What is your most interesting project to date, and why?

I am very fortunate to have worked on many challenging projects across various industry sectors in both Ireland and the Middle East, for both private- and public-sector clients. However, my most interesting, rewarding and challenging project to date is my recent successful completion and handover of Cumberland House for Hibernia REIT to Twitter for their new EMEA HQ in September 2016.

One of the critical success factors of this project was the teamwork and attitude adopted by the entire project team to deliver a project to extremely challenging timescales. The project goal included refurbishing and regenerating this 1970s building to current industry standards, whilst also achieving LEED Platinum.

What are the key challenges in managing a project successfully?

The key challenges are manifold, but engendering a workplace and project environment of trust, collaboration and a ‘can do’ attitude will greatly assist your chances of a successful project.

What are the key skills necessary to manage a project successfully?

The key skills necessary in any project are interlinked and mutually dependent. In my experience, without the right team in place who have the requisite capabilities, capacity and expertise (technical and soft skills), to deliver to the project, the opportunity for a successful project is greatly reduced.

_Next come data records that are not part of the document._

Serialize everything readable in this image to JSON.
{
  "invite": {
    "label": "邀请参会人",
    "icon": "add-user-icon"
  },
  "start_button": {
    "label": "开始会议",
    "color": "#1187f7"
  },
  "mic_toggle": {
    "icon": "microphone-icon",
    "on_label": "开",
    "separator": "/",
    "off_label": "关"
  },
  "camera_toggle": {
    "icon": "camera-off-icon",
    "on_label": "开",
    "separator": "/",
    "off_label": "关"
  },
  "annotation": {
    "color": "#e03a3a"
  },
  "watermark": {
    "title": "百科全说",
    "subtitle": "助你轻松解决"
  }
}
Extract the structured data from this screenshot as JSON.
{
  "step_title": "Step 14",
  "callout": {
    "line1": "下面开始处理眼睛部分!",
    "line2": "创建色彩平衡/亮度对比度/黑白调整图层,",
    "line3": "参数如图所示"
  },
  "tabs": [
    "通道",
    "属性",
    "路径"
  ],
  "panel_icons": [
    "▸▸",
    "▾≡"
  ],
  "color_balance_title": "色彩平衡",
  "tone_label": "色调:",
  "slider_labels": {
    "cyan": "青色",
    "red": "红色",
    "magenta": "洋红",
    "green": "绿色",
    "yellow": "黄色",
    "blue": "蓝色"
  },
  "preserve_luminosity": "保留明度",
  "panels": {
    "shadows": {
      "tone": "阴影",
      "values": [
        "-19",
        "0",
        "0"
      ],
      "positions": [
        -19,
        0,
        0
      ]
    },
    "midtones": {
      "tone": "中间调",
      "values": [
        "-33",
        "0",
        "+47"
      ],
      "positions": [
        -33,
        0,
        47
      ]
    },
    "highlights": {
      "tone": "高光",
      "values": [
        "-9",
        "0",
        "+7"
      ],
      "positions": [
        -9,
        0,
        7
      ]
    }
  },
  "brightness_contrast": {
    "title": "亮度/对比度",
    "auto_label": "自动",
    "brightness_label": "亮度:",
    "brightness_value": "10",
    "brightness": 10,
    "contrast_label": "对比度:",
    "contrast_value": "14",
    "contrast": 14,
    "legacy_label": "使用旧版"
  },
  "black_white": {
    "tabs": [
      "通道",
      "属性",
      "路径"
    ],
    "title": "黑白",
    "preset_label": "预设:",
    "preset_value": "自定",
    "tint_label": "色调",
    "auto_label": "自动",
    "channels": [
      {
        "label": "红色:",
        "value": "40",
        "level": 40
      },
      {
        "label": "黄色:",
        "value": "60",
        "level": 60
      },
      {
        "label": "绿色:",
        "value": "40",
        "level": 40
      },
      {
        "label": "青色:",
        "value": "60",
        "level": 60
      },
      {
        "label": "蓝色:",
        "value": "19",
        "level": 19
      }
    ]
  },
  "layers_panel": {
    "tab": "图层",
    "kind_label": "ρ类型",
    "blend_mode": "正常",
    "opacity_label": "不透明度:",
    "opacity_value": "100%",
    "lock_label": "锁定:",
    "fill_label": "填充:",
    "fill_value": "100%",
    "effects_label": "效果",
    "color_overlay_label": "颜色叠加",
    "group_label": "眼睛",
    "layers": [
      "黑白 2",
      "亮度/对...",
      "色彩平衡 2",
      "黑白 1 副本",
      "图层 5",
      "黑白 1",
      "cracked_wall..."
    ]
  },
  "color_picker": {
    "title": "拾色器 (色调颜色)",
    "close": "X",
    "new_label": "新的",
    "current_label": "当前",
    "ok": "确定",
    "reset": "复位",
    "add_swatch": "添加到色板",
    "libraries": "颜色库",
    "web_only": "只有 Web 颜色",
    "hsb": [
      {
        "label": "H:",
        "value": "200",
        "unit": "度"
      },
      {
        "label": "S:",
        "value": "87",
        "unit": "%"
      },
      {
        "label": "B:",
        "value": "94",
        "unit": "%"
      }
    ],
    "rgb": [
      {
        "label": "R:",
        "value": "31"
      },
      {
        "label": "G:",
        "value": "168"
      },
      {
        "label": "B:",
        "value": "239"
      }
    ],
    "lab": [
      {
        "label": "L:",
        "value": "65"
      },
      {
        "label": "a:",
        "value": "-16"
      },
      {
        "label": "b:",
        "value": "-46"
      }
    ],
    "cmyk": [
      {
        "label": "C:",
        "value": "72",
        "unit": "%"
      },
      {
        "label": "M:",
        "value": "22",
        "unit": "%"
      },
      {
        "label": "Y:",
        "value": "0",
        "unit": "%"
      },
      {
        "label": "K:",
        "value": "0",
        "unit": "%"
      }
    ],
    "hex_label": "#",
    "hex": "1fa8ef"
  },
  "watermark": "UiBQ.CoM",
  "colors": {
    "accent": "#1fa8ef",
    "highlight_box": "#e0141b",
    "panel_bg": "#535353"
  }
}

In addition, engendering trust throughout the project team, and with the client in the form of being a trusted advisor, is also critical to a successful project.

If somebody wanted to move from a commercial/technical role to a PM role, what advice would you give them on their first step?

I would suggest that they talk to their peers and gain a better understanding of the ‘soft’ skill requirements of the role of a project manager, particularly in terms of the requirement for effective and efficient communications.

If you were to change careers tomorrow, what would you do?

I have a long-held interest in aeroplanes and the airline industry in general from an early age, so being an airline or helicopter pilot sounds interesting. My interest and participation in sports since a young age also makes a career as a physiotherapist appealing, too!

http://www.engineersjournal.ie/wp-content/uploads/2016/11/project-manager-1024x726.jpghttp://www.engineersjournal.ie/wp-content/uploads/2016/11/project-manager-300x300.jpgDavid O'RiordanCivilDIT,management,project management
The Project Management Society is publishing a series of profiles of project managers over the coming months on EngineersJournal.ie. The aim is to explore the similarities and differences between project managers across different industries with regard to skills, challenges and methodologies. This edition features a profile of JP Hilliard, associate director...